“I will exalt you, O Lord, for you lifted me out of the depths and did not let my enemies gloat over me. O Lord my God, I called to you for help and you healed me. O Lord, you brought me up from the grave; you spared me from going down into the pit. Sing to the Lord, you saints of his; praise his holy name. For his anger lasts only a moment, but his favor lasts a lifetime; weeping may remain for a night, but rejoicing comes in the morning.” NIV

Now the DPR version (Dinah’s Personal Rendition): “Because You lifted me up out of the hole I was in and kept others from kicking me when I was down, I will now hold You up for all to see. Here’s how it happened: I cried ‘help’ and You made it all better. Honestly, Lord, it’s like being buried alive and having someone dig you up just in time. This calls for some singing and praising, everybody! God may show a flash of anger from time to time, but what rules the day is His loving acceptance. I can cry a river at night, but as sure as the sunrise, things will look better in the morning.”

I hope David doesn’t mind me putting my own twist on his poems. I’m not attempting to change them, just relate on a deeper level. Just trying to get into the psalm writer’s head and get the ancient words into my heart.

Psalm 59:0

Before Psalm 59 actually begins, the composer jots down some notes:

For the director of music. To the tune of “Do Not Destroy”. Of David. A miktam. When Saul had sent men to watch David’s house in order to kill him.

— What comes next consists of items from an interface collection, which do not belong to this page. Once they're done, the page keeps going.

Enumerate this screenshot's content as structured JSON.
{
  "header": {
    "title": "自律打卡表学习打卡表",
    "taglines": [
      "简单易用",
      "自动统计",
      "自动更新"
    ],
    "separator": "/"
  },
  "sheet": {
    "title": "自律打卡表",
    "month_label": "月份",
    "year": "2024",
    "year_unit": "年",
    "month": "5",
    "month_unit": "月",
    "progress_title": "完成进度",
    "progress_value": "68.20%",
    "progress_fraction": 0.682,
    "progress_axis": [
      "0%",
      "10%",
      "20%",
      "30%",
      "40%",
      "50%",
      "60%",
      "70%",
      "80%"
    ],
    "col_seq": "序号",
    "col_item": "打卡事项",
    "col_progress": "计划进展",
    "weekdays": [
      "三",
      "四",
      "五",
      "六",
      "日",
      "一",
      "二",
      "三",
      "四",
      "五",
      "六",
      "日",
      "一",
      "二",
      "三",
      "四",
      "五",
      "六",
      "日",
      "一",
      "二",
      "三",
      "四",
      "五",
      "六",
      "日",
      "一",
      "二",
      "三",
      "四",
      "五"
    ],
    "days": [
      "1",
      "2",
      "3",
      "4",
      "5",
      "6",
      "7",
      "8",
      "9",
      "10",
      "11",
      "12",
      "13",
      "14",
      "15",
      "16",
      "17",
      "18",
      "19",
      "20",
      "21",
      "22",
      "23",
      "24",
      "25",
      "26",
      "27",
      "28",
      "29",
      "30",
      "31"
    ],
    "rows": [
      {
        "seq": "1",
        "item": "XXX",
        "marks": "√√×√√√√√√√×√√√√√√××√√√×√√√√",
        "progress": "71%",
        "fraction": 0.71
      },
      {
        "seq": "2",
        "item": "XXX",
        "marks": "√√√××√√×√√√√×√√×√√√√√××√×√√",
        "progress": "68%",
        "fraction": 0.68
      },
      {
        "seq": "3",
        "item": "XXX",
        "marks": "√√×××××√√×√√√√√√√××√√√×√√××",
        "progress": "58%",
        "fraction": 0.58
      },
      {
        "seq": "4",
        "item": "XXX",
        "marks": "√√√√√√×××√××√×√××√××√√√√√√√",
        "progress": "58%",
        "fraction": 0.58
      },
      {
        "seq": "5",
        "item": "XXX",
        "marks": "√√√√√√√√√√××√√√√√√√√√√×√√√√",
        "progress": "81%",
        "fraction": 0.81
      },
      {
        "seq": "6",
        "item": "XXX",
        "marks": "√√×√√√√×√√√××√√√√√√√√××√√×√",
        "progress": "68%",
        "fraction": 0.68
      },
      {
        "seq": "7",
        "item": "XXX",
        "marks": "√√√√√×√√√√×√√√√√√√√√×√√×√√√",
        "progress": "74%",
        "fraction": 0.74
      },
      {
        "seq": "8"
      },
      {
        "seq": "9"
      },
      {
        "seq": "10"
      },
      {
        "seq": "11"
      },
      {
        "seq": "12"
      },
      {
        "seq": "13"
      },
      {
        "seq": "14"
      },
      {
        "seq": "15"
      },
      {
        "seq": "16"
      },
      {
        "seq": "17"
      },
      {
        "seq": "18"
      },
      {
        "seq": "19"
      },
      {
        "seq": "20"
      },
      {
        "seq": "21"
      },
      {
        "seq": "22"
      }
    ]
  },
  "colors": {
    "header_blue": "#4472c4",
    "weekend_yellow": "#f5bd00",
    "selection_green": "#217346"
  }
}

This interesting side note is not assigned a verse number, but it sure sets the scene. David is peeking out between the curtains at night and sees King Saul’s gangsters are back again. They are like mad dogs, lurking in the shadows, waiting for a chance to attack. David knows he is on the top of Saul’s hit list and that the thugs are there to assassinate him. 1 Samuel 19:11 verifies the story: “Saul sent men to David’s house to watch it and to kill him in the morning.”

So what does David do? What any man would do in that situation. He picks up his pen and journal and writes lyrics to a song that’s been going through his head all day! Instead of sharpening his sword and forming an escape plan, David writes. He sets down before God everything that is on his mind. “Deliver me! Save me! Protect me!” and “Bring them down! Consume them in your wrath! Show no mercy!” His fear and his desire for revenge pour out in complete honesty. Once all that is off his chest and he has cleared his head, his heart is able to speak: “I sing praise to you; you, O God, are my fortress, my loving God.”

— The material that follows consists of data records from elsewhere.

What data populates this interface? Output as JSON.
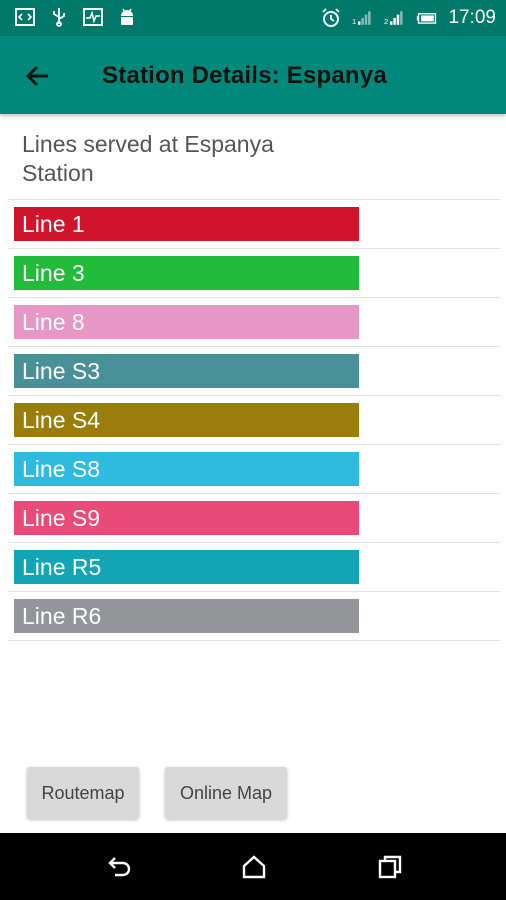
{
  "status_bar": {
    "time": "17:09",
    "left_icons": [
      "code-icon",
      "usb-icon",
      "pulse-icon",
      "android-icon"
    ],
    "right_icons": [
      "alarm-icon",
      "signal-1-icon",
      "signal-2-icon",
      "battery-icon"
    ]
  },
  "app_bar": {
    "title": "Station Details: Espanya",
    "back_icon": "arrow-back-icon",
    "background_color": "#00897b"
  },
  "content": {
    "heading": "Lines served at Espanya Station",
    "lines": [
      {
        "label": "Line 1",
        "color": "#d0142b"
      },
      {
        "label": "Line 3",
        "color": "#22bb3a"
      },
      {
        "label": "Line 8",
        "color": "#e797c5"
      },
      {
        "label": "Line S3",
        "color": "#4a9098"
      },
      {
        "label": "Line S4",
        "color": "#9a7d0a"
      },
      {
        "label": "Line S8",
        "color": "#2ebbdf"
      },
      {
        "label": "Line S9",
        "color": "#ea4a78"
      },
      {
        "label": "Line R5",
        "color": "#12a5b5"
      },
      {
        "label": "Line R6",
        "color": "#939598"
      }
    ]
  },
  "buttons": {
    "routemap": "Routemap",
    "online_map": "Online Map"
  },
  "nav_bar": {
    "icons": [
      "back-nav-icon",
      "home-icon",
      "recents-icon"
    ]
  }
}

That’s what I love about David. He always comes back around to praise and worship. Even when his house is surrounded by hit men sent by the king, he finds a song to sing. Even when his life is in utter chaos, David is confident in his God.

I need to remember David’s example when all my worries howl at me in the night and nip at my heels. After I’ve cried and complained to God, I need to remember to come back around and wrap it all up with praise. And when I can’t come up with praise-filled words of my own, I’ll borrow some from David.